a chronic adrenal insufficiency is referred to as what? addison's disease
what is the etiology for addison's disease? autoimmune
decreased aldosterone and cortisol levels are indicative of what disease? addison's disease; chronic adrenal insufficiency
patient presents with hypotension, hypoglycemia, skin pigmentation, hyperkalemia, cardiac arrhythmias addison's disease
lab findings for addison's disease? decreased aldosterone, decreased glucocorticoid, increased ACTH
a defect in one of the enzymes that are necessary for the synthesis of cortisol (21, 17 or 11 hydroxylase)will cause what? Congenital adrenal hyperplasia
lab tests for congenital adrenal hyperplasia? decreased cortisol, decreased OR increased aldosterone, increased ACTH

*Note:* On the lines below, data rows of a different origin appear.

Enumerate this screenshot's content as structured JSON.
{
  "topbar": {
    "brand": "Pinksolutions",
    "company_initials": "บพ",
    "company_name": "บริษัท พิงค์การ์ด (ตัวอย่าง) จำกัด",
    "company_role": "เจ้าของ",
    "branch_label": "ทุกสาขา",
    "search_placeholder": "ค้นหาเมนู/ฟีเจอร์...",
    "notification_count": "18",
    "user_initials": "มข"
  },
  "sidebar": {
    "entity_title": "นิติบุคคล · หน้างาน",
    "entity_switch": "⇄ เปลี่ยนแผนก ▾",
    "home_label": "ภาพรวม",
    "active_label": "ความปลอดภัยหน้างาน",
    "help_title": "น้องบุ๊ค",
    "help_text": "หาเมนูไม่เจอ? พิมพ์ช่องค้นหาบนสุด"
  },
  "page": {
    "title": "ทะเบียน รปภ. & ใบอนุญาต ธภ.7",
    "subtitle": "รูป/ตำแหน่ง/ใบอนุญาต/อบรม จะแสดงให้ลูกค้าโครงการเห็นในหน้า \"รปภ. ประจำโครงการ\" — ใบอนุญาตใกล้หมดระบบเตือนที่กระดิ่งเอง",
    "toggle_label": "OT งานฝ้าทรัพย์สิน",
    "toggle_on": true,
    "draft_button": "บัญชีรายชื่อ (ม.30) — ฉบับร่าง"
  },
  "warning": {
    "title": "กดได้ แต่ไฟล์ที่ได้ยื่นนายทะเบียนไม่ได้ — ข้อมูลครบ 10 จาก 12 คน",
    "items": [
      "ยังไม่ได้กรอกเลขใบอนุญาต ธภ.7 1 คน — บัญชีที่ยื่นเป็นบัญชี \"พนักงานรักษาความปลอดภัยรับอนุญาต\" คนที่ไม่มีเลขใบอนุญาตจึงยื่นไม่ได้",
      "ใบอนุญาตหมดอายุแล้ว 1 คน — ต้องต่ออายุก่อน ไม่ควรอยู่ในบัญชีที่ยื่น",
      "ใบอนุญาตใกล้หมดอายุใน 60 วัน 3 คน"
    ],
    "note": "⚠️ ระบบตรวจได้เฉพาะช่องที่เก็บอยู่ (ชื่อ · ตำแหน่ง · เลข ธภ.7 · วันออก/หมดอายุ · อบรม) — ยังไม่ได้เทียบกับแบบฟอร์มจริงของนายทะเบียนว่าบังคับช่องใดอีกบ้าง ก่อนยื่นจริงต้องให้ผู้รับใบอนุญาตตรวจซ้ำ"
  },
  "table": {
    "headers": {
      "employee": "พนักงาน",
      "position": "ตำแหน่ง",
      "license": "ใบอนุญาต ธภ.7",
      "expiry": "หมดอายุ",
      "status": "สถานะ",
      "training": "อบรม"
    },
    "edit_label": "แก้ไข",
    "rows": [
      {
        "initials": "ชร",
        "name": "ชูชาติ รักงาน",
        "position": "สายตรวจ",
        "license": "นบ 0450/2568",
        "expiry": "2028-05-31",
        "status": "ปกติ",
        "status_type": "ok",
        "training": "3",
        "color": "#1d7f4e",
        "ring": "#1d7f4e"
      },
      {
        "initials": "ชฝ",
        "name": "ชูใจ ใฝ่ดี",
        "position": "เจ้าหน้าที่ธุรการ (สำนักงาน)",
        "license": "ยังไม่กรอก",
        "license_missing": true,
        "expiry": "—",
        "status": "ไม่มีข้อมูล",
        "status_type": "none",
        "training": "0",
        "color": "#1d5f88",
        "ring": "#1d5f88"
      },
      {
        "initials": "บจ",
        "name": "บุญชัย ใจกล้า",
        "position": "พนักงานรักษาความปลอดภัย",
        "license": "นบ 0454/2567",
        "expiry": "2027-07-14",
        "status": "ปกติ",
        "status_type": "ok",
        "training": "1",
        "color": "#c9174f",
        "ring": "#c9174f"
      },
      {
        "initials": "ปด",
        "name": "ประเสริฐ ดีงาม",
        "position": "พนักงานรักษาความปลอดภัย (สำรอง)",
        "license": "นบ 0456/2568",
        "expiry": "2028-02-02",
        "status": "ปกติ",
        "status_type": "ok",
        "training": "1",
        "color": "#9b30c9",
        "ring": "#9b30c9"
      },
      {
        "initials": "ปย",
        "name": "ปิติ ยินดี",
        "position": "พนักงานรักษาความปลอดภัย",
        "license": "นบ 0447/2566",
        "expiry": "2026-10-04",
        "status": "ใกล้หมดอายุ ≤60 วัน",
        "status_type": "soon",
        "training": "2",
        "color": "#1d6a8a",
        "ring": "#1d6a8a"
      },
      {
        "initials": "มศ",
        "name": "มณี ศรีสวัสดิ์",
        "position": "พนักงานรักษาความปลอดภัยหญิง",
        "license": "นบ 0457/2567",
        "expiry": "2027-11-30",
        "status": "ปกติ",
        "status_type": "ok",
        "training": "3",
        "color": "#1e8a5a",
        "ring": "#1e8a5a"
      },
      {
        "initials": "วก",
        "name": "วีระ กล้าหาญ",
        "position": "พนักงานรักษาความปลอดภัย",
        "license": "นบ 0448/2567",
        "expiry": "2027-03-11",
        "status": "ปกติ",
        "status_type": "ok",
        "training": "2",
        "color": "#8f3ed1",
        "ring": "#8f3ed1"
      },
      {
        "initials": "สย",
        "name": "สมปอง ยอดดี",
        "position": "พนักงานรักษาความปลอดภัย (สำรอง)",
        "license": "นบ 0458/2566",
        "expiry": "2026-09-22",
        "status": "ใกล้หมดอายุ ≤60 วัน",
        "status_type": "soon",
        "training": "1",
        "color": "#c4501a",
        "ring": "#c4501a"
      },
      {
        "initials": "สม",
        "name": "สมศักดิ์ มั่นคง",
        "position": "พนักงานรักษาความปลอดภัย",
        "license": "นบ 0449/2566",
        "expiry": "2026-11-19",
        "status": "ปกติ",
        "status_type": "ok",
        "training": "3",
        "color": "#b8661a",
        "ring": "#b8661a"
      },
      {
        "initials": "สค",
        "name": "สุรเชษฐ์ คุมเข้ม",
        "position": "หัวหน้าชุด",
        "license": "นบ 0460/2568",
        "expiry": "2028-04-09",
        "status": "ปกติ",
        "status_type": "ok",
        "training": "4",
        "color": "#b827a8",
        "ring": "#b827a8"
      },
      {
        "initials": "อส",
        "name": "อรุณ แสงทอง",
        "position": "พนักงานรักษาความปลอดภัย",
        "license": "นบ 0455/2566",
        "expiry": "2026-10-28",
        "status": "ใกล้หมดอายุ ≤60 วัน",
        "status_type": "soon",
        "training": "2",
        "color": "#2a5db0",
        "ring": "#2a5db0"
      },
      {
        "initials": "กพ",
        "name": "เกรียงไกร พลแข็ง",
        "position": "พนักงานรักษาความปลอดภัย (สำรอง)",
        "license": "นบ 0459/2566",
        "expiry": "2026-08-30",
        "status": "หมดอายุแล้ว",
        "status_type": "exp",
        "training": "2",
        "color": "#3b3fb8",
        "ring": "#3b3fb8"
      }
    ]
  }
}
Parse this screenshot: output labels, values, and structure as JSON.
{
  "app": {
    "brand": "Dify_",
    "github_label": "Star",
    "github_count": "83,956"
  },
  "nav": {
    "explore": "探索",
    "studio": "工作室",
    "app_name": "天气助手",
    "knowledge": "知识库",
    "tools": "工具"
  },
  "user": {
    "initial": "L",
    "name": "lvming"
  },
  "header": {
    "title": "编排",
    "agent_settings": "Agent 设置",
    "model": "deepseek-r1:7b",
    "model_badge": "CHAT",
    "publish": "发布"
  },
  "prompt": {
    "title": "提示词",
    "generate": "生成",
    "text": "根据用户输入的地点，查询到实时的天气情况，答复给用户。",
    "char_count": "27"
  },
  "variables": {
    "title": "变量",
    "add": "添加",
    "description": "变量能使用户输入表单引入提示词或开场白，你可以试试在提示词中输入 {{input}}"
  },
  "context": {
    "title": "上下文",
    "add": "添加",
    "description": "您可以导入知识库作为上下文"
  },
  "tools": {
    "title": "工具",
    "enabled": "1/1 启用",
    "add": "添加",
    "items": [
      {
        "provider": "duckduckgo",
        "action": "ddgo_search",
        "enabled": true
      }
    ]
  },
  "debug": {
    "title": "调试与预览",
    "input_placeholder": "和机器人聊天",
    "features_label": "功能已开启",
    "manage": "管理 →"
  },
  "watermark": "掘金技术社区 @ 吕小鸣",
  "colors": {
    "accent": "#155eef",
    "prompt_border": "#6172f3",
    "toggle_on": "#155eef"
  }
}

Female infants with ambiguous genitalia most likely have what disease? congenital adrenal hyperplasia
female patients present with amenorrhea and virilization, males present with precocious puberty congenital adrenal hyperplasia
what diseases are the result of a lost adrenal medulla? none
a tumor of the adrenal medulla casues what? pheochromocytoma: increased catecholamines
patient presents with increased heart rate, increased tachypnea, nervousness and anxiousness tumor of the adrenal medulla
This is caused by hyperglycemia and inadequate action of insulin on body tissues diabetes mellitus
decreased circulating levels of insulin or resistance of target tissues to the actions of insulin causes? diabetes mellitus
random plasma glucose >200mg/dL,fasting plasma glucose >136 mg/dL diabetes mellitus
what type of diabetes mellitus is autoimmune where AB attack beta cells resulting in a decrease or absence of insulin production? DM Type I
what type of diabetes mellitus is genetic, with no antibody and simply the result of insulin resistance? DM Type II
patient presents with increased urine (polyuria), increased thirst (polydypsia), weight loss, infection of the skin, vulva and urinary tract, and blurring of vision? diabetes mellitus
what are some acute complications of diabetes mellitus? ketoacidosis, hyperosmolar non-ketotic coma, hypoglycemic coma
what are some chronic complications of diabetes mellitus? microvascular disorders in the eye, kidney failure, autonomic neuropathy
patient presents with gycosuria (loss of sugar in the urine), hyperglycemia, ketonemia, ketonuria, kussmaul's respiration, odor of acetone on the breath, and marked dehydration ketoacidosis
This is commonly found in elderly patients, precipitated with infection, altered consciousness hyperosmolar non-ketotic coma
Hypoglycemic coma is aka what? insulin shock
decreased serum glucose due to either increased insulin dosage or delay in ingestion of a meal or increased physical activity or adrenergic stimulation hypoglycemic coma
Created by: kissukels587